Posted on June 3, 2019 by Mouvement PRO Chrysotile
On May 16th, 2019 a noteworthy event, the European Wood Dust Conference, was held in Brussels. Numerous participants shared their preoccupations for workers exposed to wood dust (fibres). Readers will recall that the International Agency for Research on Cancer (IARC) has classified wood fibre as a Category 1 carcinogenic for humans.
The Conference called for a better harmonization of legislations as a mean to avoid diseases linked to workers' exposure to wood dust. It also demanded the implementation of unified methods to systematically measure airborne particles and breathable fibres levels, the determination of safe exposure levels and better labelling systems to facilitate the dissemination of information on associated risks to human health.
Experts also pointed out that factors such as cigarette smoking and environmental pollution are associated to a notable increase in risk levels of contracting severe lung diseases (cancers).
At the end of the conference, participants made a series of recommendations to the countries' competent authorities. They called upon said authorities to establish a strict exposure level to wood dust (fibres) and put in place efficient and well harmonized measures in order to foster efficient control mechanisms that will ensure acceptable security levels for wood workers.

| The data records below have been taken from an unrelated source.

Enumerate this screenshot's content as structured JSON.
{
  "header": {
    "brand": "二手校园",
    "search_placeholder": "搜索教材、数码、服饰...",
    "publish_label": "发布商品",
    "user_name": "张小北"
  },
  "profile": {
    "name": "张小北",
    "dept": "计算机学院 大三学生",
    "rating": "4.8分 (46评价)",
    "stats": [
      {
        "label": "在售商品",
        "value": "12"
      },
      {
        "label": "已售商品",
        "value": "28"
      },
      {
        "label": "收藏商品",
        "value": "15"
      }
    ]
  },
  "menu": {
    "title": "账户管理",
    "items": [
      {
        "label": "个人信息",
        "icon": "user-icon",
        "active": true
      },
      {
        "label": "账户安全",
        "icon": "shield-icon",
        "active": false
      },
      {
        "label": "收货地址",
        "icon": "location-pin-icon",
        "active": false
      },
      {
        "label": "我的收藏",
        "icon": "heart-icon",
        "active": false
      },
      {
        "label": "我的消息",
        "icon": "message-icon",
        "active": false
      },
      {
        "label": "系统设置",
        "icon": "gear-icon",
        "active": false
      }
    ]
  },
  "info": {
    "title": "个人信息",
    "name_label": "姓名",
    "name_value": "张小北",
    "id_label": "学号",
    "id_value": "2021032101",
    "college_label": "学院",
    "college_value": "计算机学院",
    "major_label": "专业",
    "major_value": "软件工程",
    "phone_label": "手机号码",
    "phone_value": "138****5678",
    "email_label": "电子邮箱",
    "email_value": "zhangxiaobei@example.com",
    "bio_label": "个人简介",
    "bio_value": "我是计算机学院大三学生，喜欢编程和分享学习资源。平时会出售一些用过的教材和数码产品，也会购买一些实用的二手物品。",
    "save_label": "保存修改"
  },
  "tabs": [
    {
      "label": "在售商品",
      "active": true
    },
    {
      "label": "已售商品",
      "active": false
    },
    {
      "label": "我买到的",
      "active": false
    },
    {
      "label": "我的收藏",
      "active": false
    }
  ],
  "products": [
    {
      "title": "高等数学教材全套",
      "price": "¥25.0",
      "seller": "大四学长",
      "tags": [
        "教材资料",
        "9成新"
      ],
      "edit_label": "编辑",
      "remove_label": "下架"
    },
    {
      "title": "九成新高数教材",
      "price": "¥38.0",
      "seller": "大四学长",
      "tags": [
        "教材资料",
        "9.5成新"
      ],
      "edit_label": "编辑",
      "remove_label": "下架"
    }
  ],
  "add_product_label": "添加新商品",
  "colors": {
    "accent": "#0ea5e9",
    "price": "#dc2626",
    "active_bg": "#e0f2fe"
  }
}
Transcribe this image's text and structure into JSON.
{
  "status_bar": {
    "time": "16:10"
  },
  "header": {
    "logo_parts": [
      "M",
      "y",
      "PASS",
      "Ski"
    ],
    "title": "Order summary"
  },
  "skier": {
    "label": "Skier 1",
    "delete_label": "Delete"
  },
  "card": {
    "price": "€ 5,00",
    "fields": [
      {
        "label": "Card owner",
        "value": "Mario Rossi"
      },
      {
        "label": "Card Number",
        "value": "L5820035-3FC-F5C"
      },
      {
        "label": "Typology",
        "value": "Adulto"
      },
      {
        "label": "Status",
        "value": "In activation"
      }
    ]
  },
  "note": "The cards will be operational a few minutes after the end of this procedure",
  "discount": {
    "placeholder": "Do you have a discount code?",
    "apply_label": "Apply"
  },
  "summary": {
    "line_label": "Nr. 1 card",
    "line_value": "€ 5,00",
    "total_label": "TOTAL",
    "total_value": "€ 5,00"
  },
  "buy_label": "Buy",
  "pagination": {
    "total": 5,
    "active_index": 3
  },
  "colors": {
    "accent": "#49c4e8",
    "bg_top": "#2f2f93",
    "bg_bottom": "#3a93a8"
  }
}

It is not the first time that the issue of human health-related risks associated with wood dust exposure have been brought to the fore. A few years ago, health officials in France sounded the alarm and indicated that they had noted an increase in pulmonary diseases linked to wood dust exposure.
Control rather than banish

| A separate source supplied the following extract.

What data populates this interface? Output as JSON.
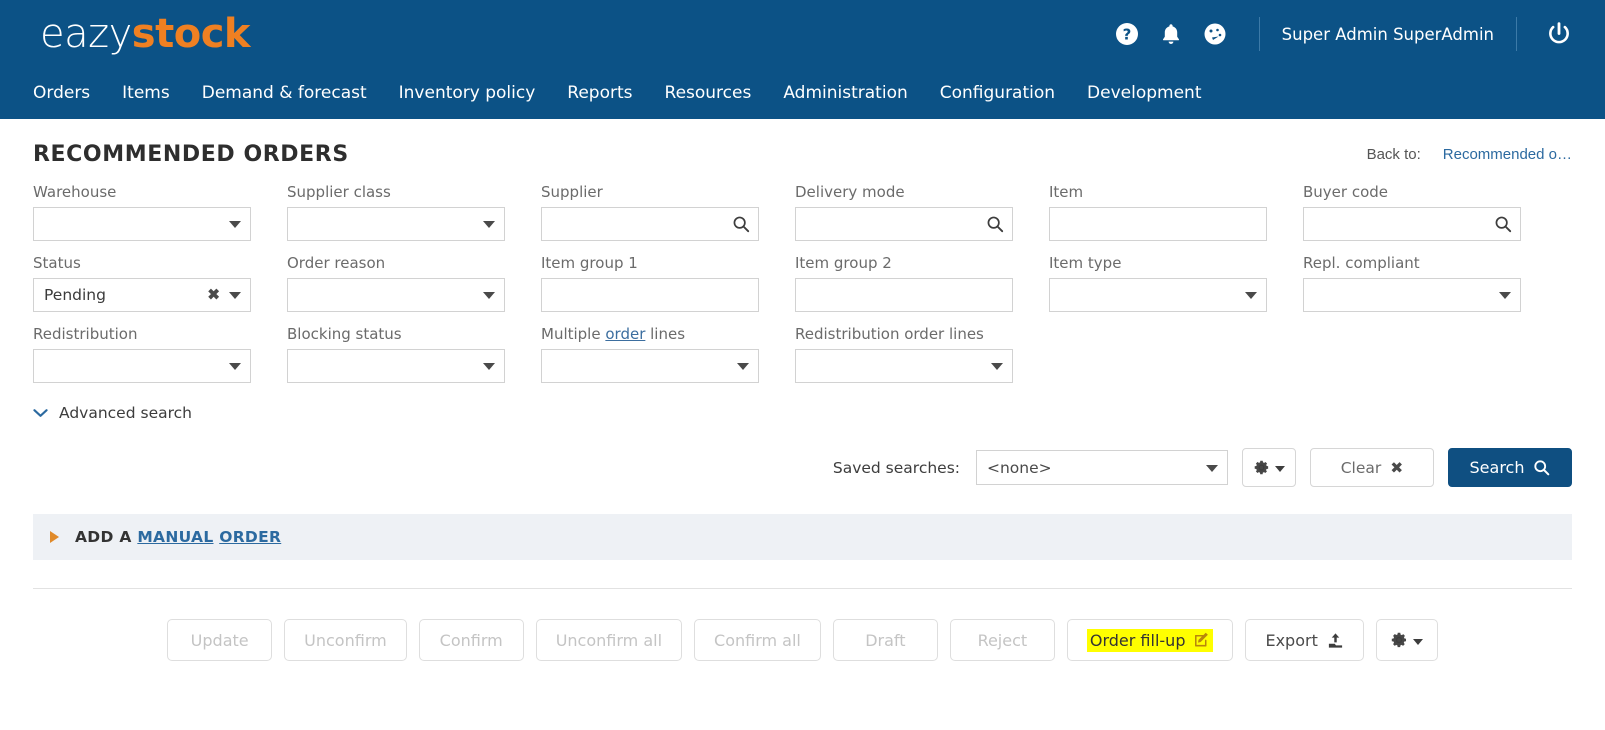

Such conclusions on wood dust exposure are totally consistent with the ICA's longstanding recommendations calling for the implementation of controlled, responsible and safe use programs for all substances, mixes, products or natural or artificial fibres. To that end, we commend the recommendations made by the European Wood Dust Conference and hope that its message will be heard.

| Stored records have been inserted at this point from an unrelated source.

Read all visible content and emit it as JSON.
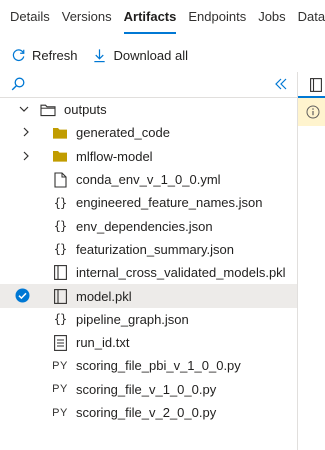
{
  "tabs": [
    "Details",
    "Versions",
    "Artifacts",
    "Endpoints",
    "Jobs",
    "Data"
  ],
  "active_tab": "Artifacts",
  "toolbar": {
    "refresh_label": "Refresh",
    "download_label": "Download all"
  },
  "tree": {
    "root": {
      "label": "outputs",
      "icon": "folder-outline-icon"
    },
    "folders": [
      {
        "label": "generated_code",
        "icon": "folder-icon"
      },
      {
        "label": "mlflow-model",
        "icon": "folder-icon"
      }
    ],
    "files": [
      {
        "label": "conda_env_v_1_0_0.yml",
        "icon": "file-icon"
      },
      {
        "label": "engineered_feature_names.json",
        "icon": "json-icon",
        "glyph": "{}"
      },
      {
        "label": "env_dependencies.json",
        "icon": "json-icon",
        "glyph": "{}"
      },
      {
        "label": "featurization_summary.json",
        "icon": "json-icon",
        "glyph": "{}"
      },
      {
        "label": "internal_cross_validated_models.pkl",
        "icon": "pkl-icon"
      },
      {
        "label": "model.pkl",
        "icon": "pkl-icon",
        "selected": true
      },
      {
        "label": "pipeline_graph.json",
        "icon": "json-icon",
        "glyph": "{}"
      },
      {
        "label": "run_id.txt",
        "icon": "text-file-icon"
      },
      {
        "label": "scoring_file_pbi_v_1_0_0.py",
        "icon": "python-icon",
        "glyph": "PY"
      },
      {
        "label": "scoring_file_v_1_0_0.py",
        "icon": "python-icon",
        "glyph": "PY"
      },
      {
        "label": "scoring_file_v_2_0_0.py",
        "icon": "python-icon",
        "glyph": "PY"
      }
    ]
  },
  "colors": {
    "accent": "#0078d4",
    "folder": "#c19c00",
    "selected_bg": "#edebe9",
    "warning_bg": "#fff4ce"
  }
}
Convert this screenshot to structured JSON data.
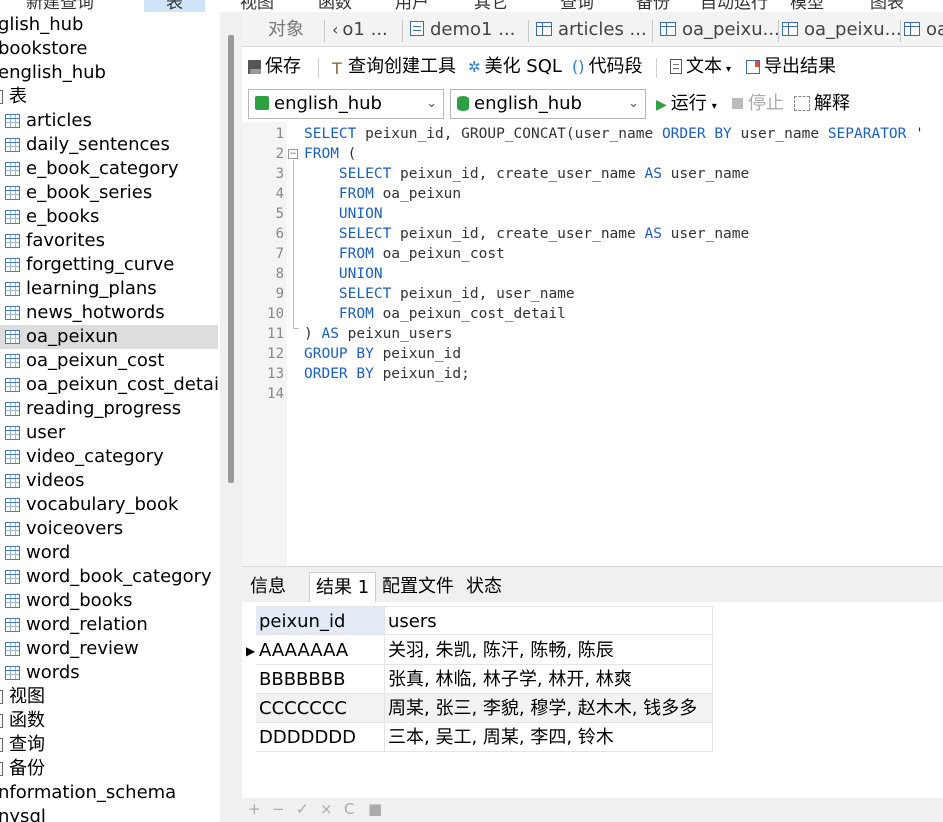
{
  "top_menu": [
    "新建查询",
    "表",
    "视图",
    "函数",
    "用户",
    "其它",
    "查询",
    "备份",
    "自动运行",
    "模型",
    "图表"
  ],
  "sidebar": {
    "items": [
      {
        "label": "glish_hub",
        "type": "db"
      },
      {
        "label": "bookstore",
        "type": "db"
      },
      {
        "label": "english_hub",
        "type": "db"
      },
      {
        "label": "表",
        "type": "folder"
      },
      {
        "label": "articles",
        "type": "table"
      },
      {
        "label": "daily_sentences",
        "type": "table"
      },
      {
        "label": "e_book_category",
        "type": "table"
      },
      {
        "label": "e_book_series",
        "type": "table"
      },
      {
        "label": "e_books",
        "type": "table"
      },
      {
        "label": "favorites",
        "type": "table"
      },
      {
        "label": "forgetting_curve",
        "type": "table"
      },
      {
        "label": "learning_plans",
        "type": "table"
      },
      {
        "label": "news_hotwords",
        "type": "table"
      },
      {
        "label": "oa_peixun",
        "type": "table",
        "selected": true
      },
      {
        "label": "oa_peixun_cost",
        "type": "table"
      },
      {
        "label": "oa_peixun_cost_detail",
        "type": "table"
      },
      {
        "label": "reading_progress",
        "type": "table"
      },
      {
        "label": "user",
        "type": "table"
      },
      {
        "label": "video_category",
        "type": "table"
      },
      {
        "label": "videos",
        "type": "table"
      },
      {
        "label": "vocabulary_book",
        "type": "table"
      },
      {
        "label": "voiceovers",
        "type": "table"
      },
      {
        "label": "word",
        "type": "table"
      },
      {
        "label": "word_book_category",
        "type": "table"
      },
      {
        "label": "word_books",
        "type": "table"
      },
      {
        "label": "word_relation",
        "type": "table"
      },
      {
        "label": "word_review",
        "type": "table"
      },
      {
        "label": "words",
        "type": "table"
      },
      {
        "label": "视图",
        "type": "folder"
      },
      {
        "label": "函数",
        "type": "folder"
      },
      {
        "label": "查询",
        "type": "folder"
      },
      {
        "label": "备份",
        "type": "folder"
      },
      {
        "label": "nformation_schema",
        "type": "db"
      },
      {
        "label": "nysql",
        "type": "db"
      }
    ]
  },
  "tabs": {
    "object": "对象",
    "items": [
      "o1 ...",
      "demo1 ...",
      "articles ...",
      "oa_peixu...",
      "oa_peixu...",
      "oa"
    ]
  },
  "toolbar": {
    "save": "保存",
    "query_builder": "查询创建工具",
    "beautify": "美化 SQL",
    "snippet": "代码段",
    "text": "文本",
    "export": "导出结果"
  },
  "toolbar2": {
    "connection": "english_hub",
    "database": "english_hub",
    "run": "运行",
    "stop": "停止",
    "explain": "解释"
  },
  "editor": {
    "lines": [
      [
        [
          "kw",
          "SELECT"
        ],
        [
          "t",
          " peixun_id, GROUP_CONCAT(user_name "
        ],
        [
          "kw",
          "ORDER BY"
        ],
        [
          "t",
          " user_name "
        ],
        [
          "kw",
          "SEPARATOR"
        ],
        [
          "t",
          " '"
        ]
      ],
      [
        [
          "kw",
          "FROM"
        ],
        [
          "t",
          " ("
        ]
      ],
      [
        [
          "t",
          "    "
        ],
        [
          "kw",
          "SELECT"
        ],
        [
          "t",
          " peixun_id, create_user_name "
        ],
        [
          "kw",
          "AS"
        ],
        [
          "t",
          " user_name"
        ]
      ],
      [
        [
          "t",
          "    "
        ],
        [
          "kw",
          "FROM"
        ],
        [
          "t",
          " oa_peixun"
        ]
      ],
      [
        [
          "t",
          "    "
        ],
        [
          "kw",
          "UNION"
        ]
      ],
      [
        [
          "t",
          "    "
        ],
        [
          "kw",
          "SELECT"
        ],
        [
          "t",
          " peixun_id, create_user_name "
        ],
        [
          "kw",
          "AS"
        ],
        [
          "t",
          " user_name"
        ]
      ],
      [
        [
          "t",
          "    "
        ],
        [
          "kw",
          "FROM"
        ],
        [
          "t",
          " oa_peixun_cost"
        ]
      ],
      [
        [
          "t",
          "    "
        ],
        [
          "kw",
          "UNION"
        ]
      ],
      [
        [
          "t",
          "    "
        ],
        [
          "kw",
          "SELECT"
        ],
        [
          "t",
          " peixun_id, user_name"
        ]
      ],
      [
        [
          "t",
          "    "
        ],
        [
          "kw",
          "FROM"
        ],
        [
          "t",
          " oa_peixun_cost_detail"
        ]
      ],
      [
        [
          "t",
          ") "
        ],
        [
          "kw",
          "AS"
        ],
        [
          "t",
          " peixun_users"
        ]
      ],
      [
        [
          "kw",
          "GROUP BY"
        ],
        [
          "t",
          " peixun_id"
        ]
      ],
      [
        [
          "kw",
          "ORDER BY"
        ],
        [
          "t",
          " peixun_id;"
        ]
      ],
      [
        [
          "t",
          ""
        ]
      ]
    ]
  },
  "result_tabs": [
    "信息",
    "结果 1",
    "配置文件",
    "状态"
  ],
  "result": {
    "columns": [
      "peixun_id",
      "users"
    ],
    "rows": [
      [
        "AAAAAAA",
        "关羽, 朱凯, 陈汗, 陈畅, 陈辰"
      ],
      [
        "BBBBBBB",
        "张真, 林临, 林子学, 林开, 林爽"
      ],
      [
        "CCCCCCC",
        "周某, 张三, 李貌, 穆学, 赵木木, 钱多多"
      ],
      [
        "DDDDDDD",
        "三本, 吴工, 周某, 李四, 铃木"
      ]
    ]
  },
  "status_icons": [
    "+",
    "−",
    "✓",
    "×",
    "C",
    "■"
  ],
  "colors": {
    "keyword": "#1a5fc4",
    "selected_row": "#dddddd",
    "header_selected": "#e3ecf6",
    "run_green": "#2ea043"
  }
}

For the ICA it is quite obvious that such an approach that favours a safe and controlled use is much more demanding but so much more realistic and respectful of both humans and the environment. It is highly preferable to the position advocated by the anti-asbestos lobby who would rather sweep the whole issue under the rug by proposing the banishment of products, substances, fibres, etc. that carry a certain level of risk for human health. Banishment is a simple way of not facing reality, it is an easy way out.
The wood unions who are all over the map campaigning against the use of the chrysotile fibre must face the facts: what is good for the goose is good for the gander. The European Commission has already been clear in this regard. Whether with silica, synthetic fibres, polymers or wood dust, the approach favoured, defended and demanded to all stakeholders is one based on safe and responsible use. All stakeholders are invited to take up this difficult but very promising challenge.